> [TASK REQUIREMENTS] Skip the pictures. Repeat everything else in the records word for word.

> [EXERCISE MATERIAL]

———

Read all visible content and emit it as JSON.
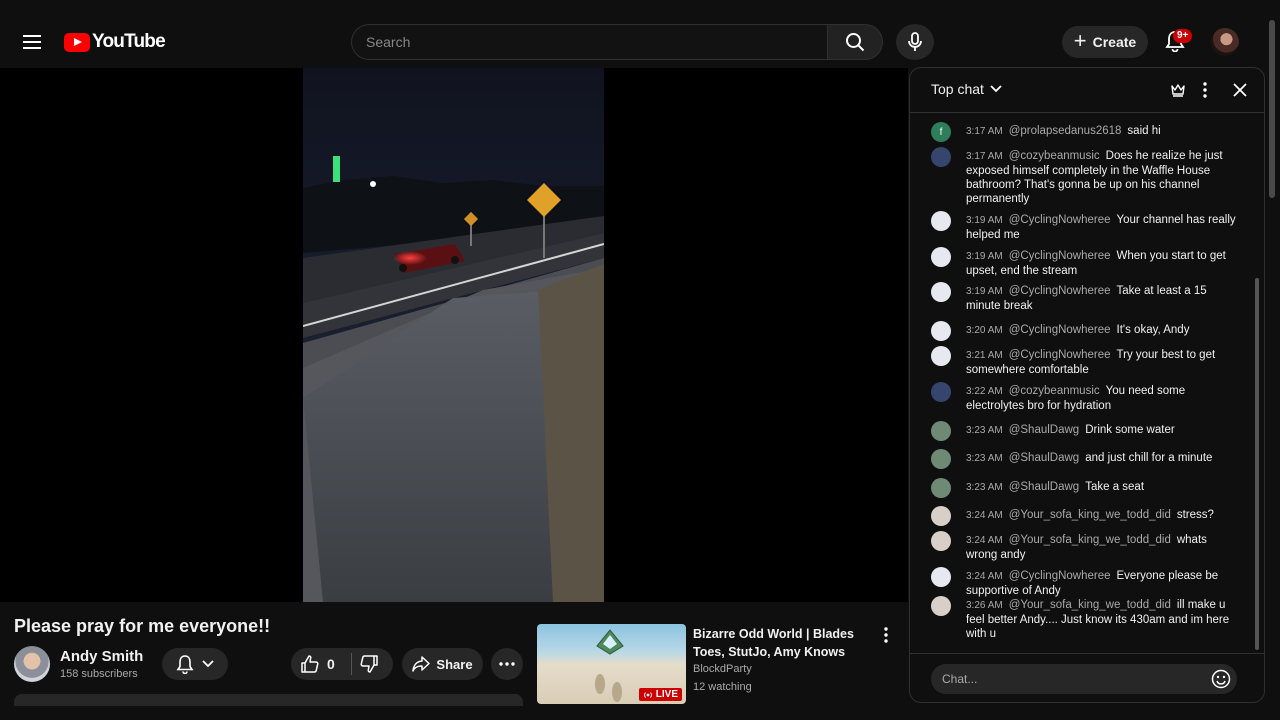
{
  "masthead": {
    "logo_text": "YouTube",
    "search_placeholder": "Search",
    "create_label": "Create",
    "notifications_badge": "9+"
  },
  "video": {
    "title": "Please pray for me everyone!!",
    "channel": {
      "name": "Andy Smith",
      "subscribers": "158 subscribers"
    },
    "likes": "0",
    "share_label": "Share"
  },
  "recommended": {
    "title": "Bizarre Odd World | Blades Toes, StutJo, Amy Knows",
    "channel": "BlockdParty",
    "watching": "12 watching",
    "badge": "LIVE"
  },
  "chat": {
    "mode_label": "Top chat",
    "input_placeholder": "Chat...",
    "messages": [
      {
        "time": "3:17 AM",
        "author": "@prolapsedanus2618",
        "text": "said hi",
        "avatar_color": "#2e7d5b",
        "avatar_letter": "f"
      },
      {
        "time": "3:17 AM",
        "author": "@cozybeanmusic",
        "text": "Does he realize he just exposed himself completely in the Waffle House bathroom? That's gonna be up on his channel permanently",
        "avatar_color": "#35456e",
        "avatar_letter": ""
      },
      {
        "time": "3:19 AM",
        "author": "@CyclingNowheree",
        "text": "Your channel has really helped me",
        "avatar_color": "#e8e8f0",
        "avatar_letter": ""
      },
      {
        "time": "3:19 AM",
        "author": "@CyclingNowheree",
        "text": "When you start to get upset, end the stream",
        "avatar_color": "#e8e8f0",
        "avatar_letter": ""
      },
      {
        "time": "3:19 AM",
        "author": "@CyclingNowheree",
        "text": "Take at least a 15 minute break",
        "avatar_color": "#e8e8f0",
        "avatar_letter": ""
      },
      {
        "time": "3:20 AM",
        "author": "@CyclingNowheree",
        "text": "It's okay, Andy",
        "avatar_color": "#e8e8f0",
        "avatar_letter": ""
      },
      {
        "time": "3:21 AM",
        "author": "@CyclingNowheree",
        "text": "Try your best to get somewhere comfortable",
        "avatar_color": "#e8e8f0",
        "avatar_letter": ""
      },
      {
        "time": "3:22 AM",
        "author": "@cozybeanmusic",
        "text": "You need some electrolytes bro for hydration",
        "avatar_color": "#35456e",
        "avatar_letter": ""
      },
      {
        "time": "3:23 AM",
        "author": "@ShaulDawg",
        "text": "Drink some water",
        "avatar_color": "#6f8a74",
        "avatar_letter": ""
      },
      {
        "time": "3:23 AM",
        "author": "@ShaulDawg",
        "text": "and just chill for a minute",
        "avatar_color": "#6f8a74",
        "avatar_letter": ""
      },
      {
        "time": "3:23 AM",
        "author": "@ShaulDawg",
        "text": "Take a seat",
        "avatar_color": "#6f8a74",
        "avatar_letter": ""
      },
      {
        "time": "3:24 AM",
        "author": "@Your_sofa_king_we_todd_did",
        "text": "stress?",
        "avatar_color": "#d8cfc8",
        "avatar_letter": ""
      },
      {
        "time": "3:24 AM",
        "author": "@Your_sofa_king_we_todd_did",
        "text": "whats wrong andy",
        "avatar_color": "#d8cfc8",
        "avatar_letter": ""
      },
      {
        "time": "3:24 AM",
        "author": "@CyclingNowheree",
        "text": "Everyone please be supportive of Andy",
        "avatar_color": "#e8e8f0",
        "avatar_letter": ""
      },
      {
        "time": "3:26 AM",
        "author": "@Your_sofa_king_we_todd_did",
        "text": "ill make u feel better Andy.... Just know its 430am and im here with u",
        "avatar_color": "#d8cfc8",
        "avatar_letter": ""
      }
    ]
  }
}
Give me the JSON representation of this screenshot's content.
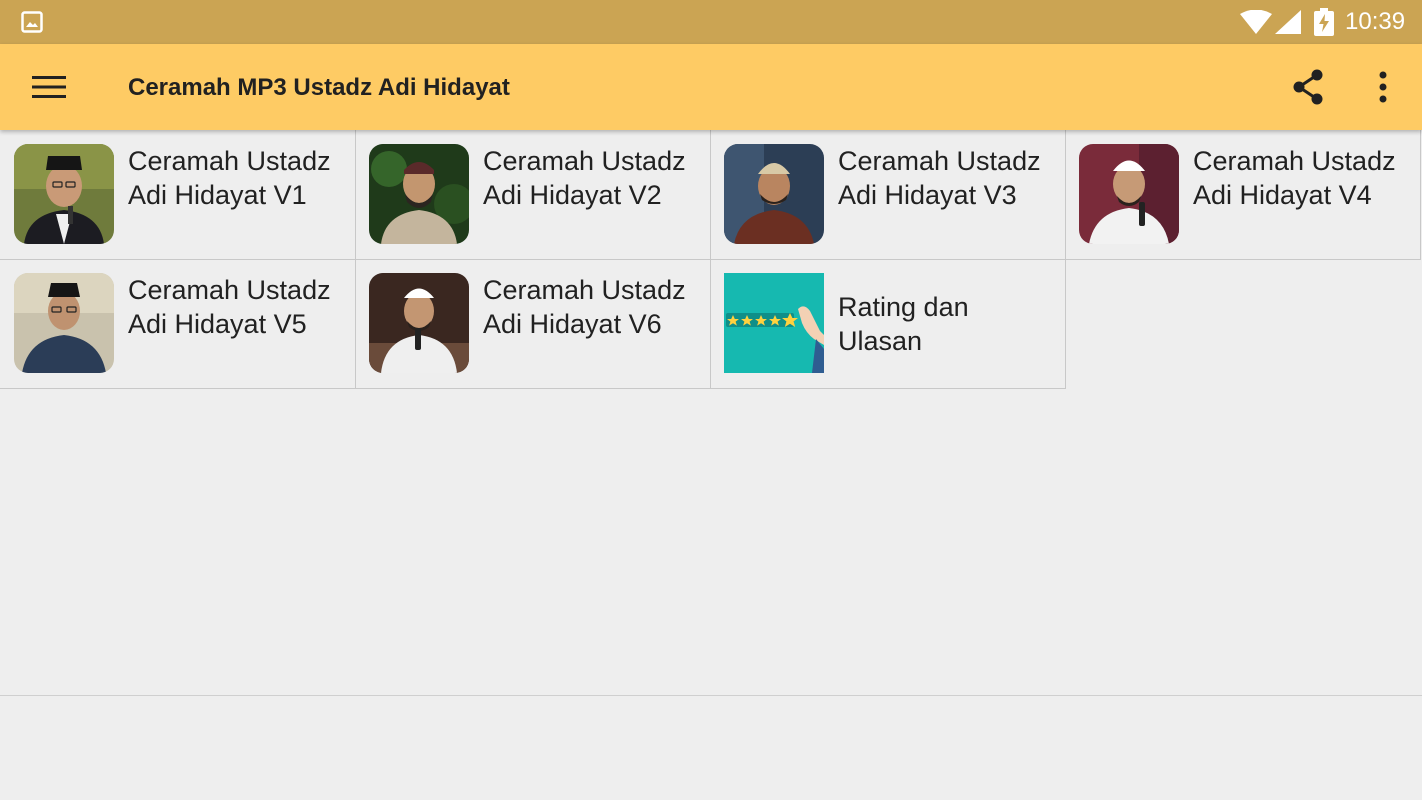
{
  "status_bar": {
    "time": "10:39",
    "icons": [
      "gallery-icon",
      "wifi-icon",
      "signal-icon",
      "battery-charging-icon"
    ]
  },
  "app_bar": {
    "title": "Ceramah MP3 Ustadz Adi Hidayat",
    "icons": [
      "menu-icon",
      "share-icon",
      "more-vert-icon"
    ]
  },
  "grid": {
    "items": [
      {
        "label": "Ceramah Ustadz Adi Hidayat V1"
      },
      {
        "label": "Ceramah Ustadz Adi Hidayat V2"
      },
      {
        "label": "Ceramah Ustadz Adi Hidayat V3"
      },
      {
        "label": "Ceramah Ustadz Adi Hidayat V4"
      },
      {
        "label": "Ceramah Ustadz Adi Hidayat V5"
      },
      {
        "label": "Ceramah Ustadz Adi Hidayat V6"
      },
      {
        "label": "Rating dan Ulasan"
      }
    ]
  },
  "colors": {
    "status_bar": "#cba453",
    "app_bar": "#fecb64",
    "background": "#eeeeee",
    "rating_tile": "#16b9b0"
  }
}
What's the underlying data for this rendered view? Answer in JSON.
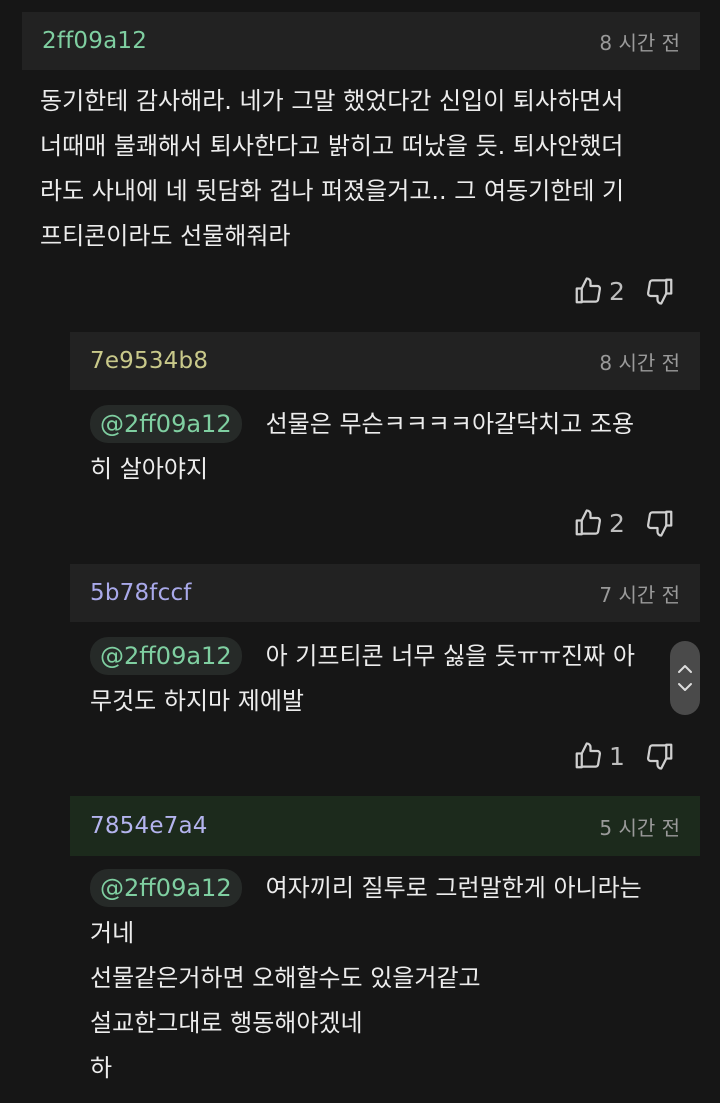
{
  "comments": [
    {
      "author": "2ff09a12",
      "author_color": "#7fcfa1",
      "time": "8 시간 전",
      "lines": [
        "동기한테 감사해라. 네가 그말 했었다간 신입이 퇴사하면서",
        "너때매 불쾌해서 퇴사한다고 밝히고 떠났을 듯. 퇴사안했더",
        "라도 사내에 네 뒷담화 겁나 퍼졌을거고.. 그 여동기한테 기",
        "프티콘이라도 선물해줘라"
      ],
      "likes": "2"
    }
  ],
  "replies": [
    {
      "author": "7e9534b8",
      "author_color": "#c9c98a",
      "time": "8 시간 전",
      "mention": "@2ff09a12",
      "first_line": "선물은 무슨ㅋㅋㅋㅋ아갈닥치고 조용",
      "more_lines": [
        "히 살아야지"
      ],
      "likes": "2"
    },
    {
      "author": "5b78fccf",
      "author_color": "#a9a9ea",
      "time": "7 시간 전",
      "mention": "@2ff09a12",
      "first_line": "아 기프티콘 너무 싫을 듯ㅠㅠ진짜 아",
      "more_lines": [
        "무것도 하지마 제에발"
      ],
      "likes": "1"
    },
    {
      "author": "7854e7a4",
      "author_color": "#b4b4ee",
      "time": "5 시간 전",
      "mention": "@2ff09a12",
      "first_line": "여자끼리 질투로 그런말한게 아니라는",
      "more_lines": [
        "거네",
        "선물같은거하면 오해할수도 있을거같고",
        "설교한그대로 행동해야겠네",
        "하"
      ]
    }
  ],
  "icons": {
    "like": "thumbs-up-icon",
    "dislike": "thumbs-down-icon",
    "scroll_up": "chevron-up-icon",
    "scroll_down": "chevron-down-icon"
  },
  "colors": {
    "background": "#161616",
    "header_bg": "#222222",
    "highlight_header_bg": "#1c2a1c",
    "mention": "#7fcfa1"
  }
}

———

> [TASK OUTPUT]
Read all visible content and emit it as JSON.
{
  "masthead": {
    "logo_text": "YouTube",
    "search_placeholder": "Search",
    "create_label": "Create",
    "notifications_badge": "9+"
  },
  "video": {
    "title": "Please pray for me everyone!!",
    "channel": {
      "name": "Andy Smith",
      "subscribers": "158 subscribers"
    },
    "likes": "0",
    "share_label": "Share"
  },
  "recommended": {
    "title": "Bizarre Odd World | Blades Toes, StutJo, Amy Knows",
    "channel": "BlockdParty",
    "watching": "12 watching",
    "badge": "LIVE"
  },
  "chat": {
    "mode_label": "Top chat",
    "input_placeholder": "Chat...",
    "messages": [
      {
        "time": "3:17 AM",
        "author": "@prolapsedanus2618",
        "text": "said hi",
        "avatar_color": "#2e7d5b",
        "avatar_letter": "f"
      },
      {
        "time": "3:17 AM",
        "author": "@cozybeanmusic",
        "text": "Does he realize he just exposed himself completely in the Waffle House bathroom? That's gonna be up on his channel permanently",
        "avatar_color": "#35456e",
        "avatar_letter": ""
      },
      {
        "time": "3:19 AM",
        "author": "@CyclingNowheree",
        "text": "Your channel has really helped me",
        "avatar_color": "#e8e8f0",
        "avatar_letter": ""
      },
      {
        "time": "3:19 AM",
        "author": "@CyclingNowheree",
        "text": "When you start to get upset, end the stream",
        "avatar_color": "#e8e8f0",
        "avatar_letter": ""
      },
      {
        "time": "3:19 AM",
        "author": "@CyclingNowheree",
        "text": "Take at least a 15 minute break",
        "avatar_color": "#e8e8f0",
        "avatar_letter": ""
      },
      {
        "time": "3:20 AM",
        "author": "@CyclingNowheree",
        "text": "It's okay, Andy",
        "avatar_color": "#e8e8f0",
        "avatar_letter": ""
      },
      {
        "time": "3:21 AM",
        "author": "@CyclingNowheree",
        "text": "Try your best to get somewhere comfortable",
        "avatar_color": "#e8e8f0",
        "avatar_letter": ""
      },
      {
        "time": "3:22 AM",
        "author": "@cozybeanmusic",
        "text": "You need some electrolytes bro for hydration",
        "avatar_color": "#35456e",
        "avatar_letter": ""
      },
      {
        "time": "3:23 AM",
        "author": "@ShaulDawg",
        "text": "Drink some water",
        "avatar_color": "#6f8a74",
        "avatar_letter": ""
      },
      {
        "time": "3:23 AM",
        "author": "@ShaulDawg",
        "text": "and just chill for a minute",
        "avatar_color": "#6f8a74",
        "avatar_letter": ""
      },
      {
        "time": "3:23 AM",
        "author": "@ShaulDawg",
        "text": "Take a seat",
        "avatar_color": "#6f8a74",
        "avatar_letter": ""
      },
      {
        "time": "3:24 AM",
        "author": "@Your_sofa_king_we_todd_did",
        "text": "stress?",
        "avatar_color": "#d8cfc8",
        "avatar_letter": ""
      },
      {
        "time": "3:24 AM",
        "author": "@Your_sofa_king_we_todd_did",
        "text": "whats wrong andy",
        "avatar_color": "#d8cfc8",
        "avatar_letter": ""
      },
      {
        "time": "3:24 AM",
        "author": "@CyclingNowheree",
        "text": "Everyone please be supportive of Andy",
        "avatar_color": "#e8e8f0",
        "avatar_letter": ""
      },
      {
        "time": "3:26 AM",
        "author": "@Your_sofa_king_we_todd_did",
        "text": "ill make u feel better Andy.... Just know its 430am and im here with u",
        "avatar_color": "#d8cfc8",
        "avatar_letter": ""
      }
    ]
  }
}
Give me the JSON representation of this screenshot's content.
{
  "status_bar": {
    "time": "10:39",
    "icons": [
      "gallery-icon",
      "wifi-icon",
      "signal-icon",
      "battery-charging-icon"
    ]
  },
  "app_bar": {
    "title": "Ceramah MP3 Ustadz Adi Hidayat",
    "icons": [
      "menu-icon",
      "share-icon",
      "more-vert-icon"
    ]
  },
  "grid": {
    "items": [
      {
        "label": "Ceramah Ustadz Adi Hidayat V1"
      },
      {
        "label": "Ceramah Ustadz Adi Hidayat V2"
      },
      {
        "label": "Ceramah Ustadz Adi Hidayat V3"
      },
      {
        "label": "Ceramah Ustadz Adi Hidayat V4"
      },
      {
        "label": "Ceramah Ustadz Adi Hidayat V5"
      },
      {
        "label": "Ceramah Ustadz Adi Hidayat V6"
      },
      {
        "label": "Rating dan Ulasan"
      }
    ]
  },
  "colors": {
    "status_bar": "#cba453",
    "app_bar": "#fecb64",
    "background": "#eeeeee",
    "rating_tile": "#16b9b0"
  }
}
What's the underlying data for this rendered view? Answer in JSON.
{
  "comments": [
    {
      "author": "2ff09a12",
      "author_color": "#7fcfa1",
      "time": "8 시간 전",
      "lines": [
        "동기한테 감사해라. 네가 그말 했었다간 신입이 퇴사하면서",
        "너때매 불쾌해서 퇴사한다고 밝히고 떠났을 듯. 퇴사안했더",
        "라도 사내에 네 뒷담화 겁나 퍼졌을거고.. 그 여동기한테 기",
        "프티콘이라도 선물해줘라"
      ],
      "likes": "2"
    }
  ],
  "replies": [
    {
      "author": "7e9534b8",
      "author_color": "#c9c98a",
      "time": "8 시간 전",
      "mention": "@2ff09a12",
      "first_line": "선물은 무슨ㅋㅋㅋㅋ아갈닥치고 조용",
      "more_lines": [
        "히 살아야지"
      ],
      "likes": "2"
    },
    {
      "author": "5b78fccf",
      "author_color": "#a9a9ea",
      "time": "7 시간 전",
      "mention": "@2ff09a12",
      "first_line": "아 기프티콘 너무 싫을 듯ㅠㅠ진짜 아",
      "more_lines": [
        "무것도 하지마 제에발"
      ],
      "likes": "1"
    },
    {
      "author": "7854e7a4",
      "author_color": "#b4b4ee",
      "time": "5 시간 전",
      "mention": "@2ff09a12",
      "first_line": "여자끼리 질투로 그런말한게 아니라는",
      "more_lines": [
        "거네",
        "선물같은거하면 오해할수도 있을거같고",
        "설교한그대로 행동해야겠네",
        "하"
      ]
    }
  ],
  "icons": {
    "like": "thumbs-up-icon",
    "dislike": "thumbs-down-icon",
    "scroll_up": "chevron-up-icon",
    "scroll_down": "chevron-down-icon"
  },
  "colors": {
    "background": "#161616",
    "header_bg": "#222222",
    "highlight_header_bg": "#1c2a1c",
    "mention": "#7fcfa1"
  }
}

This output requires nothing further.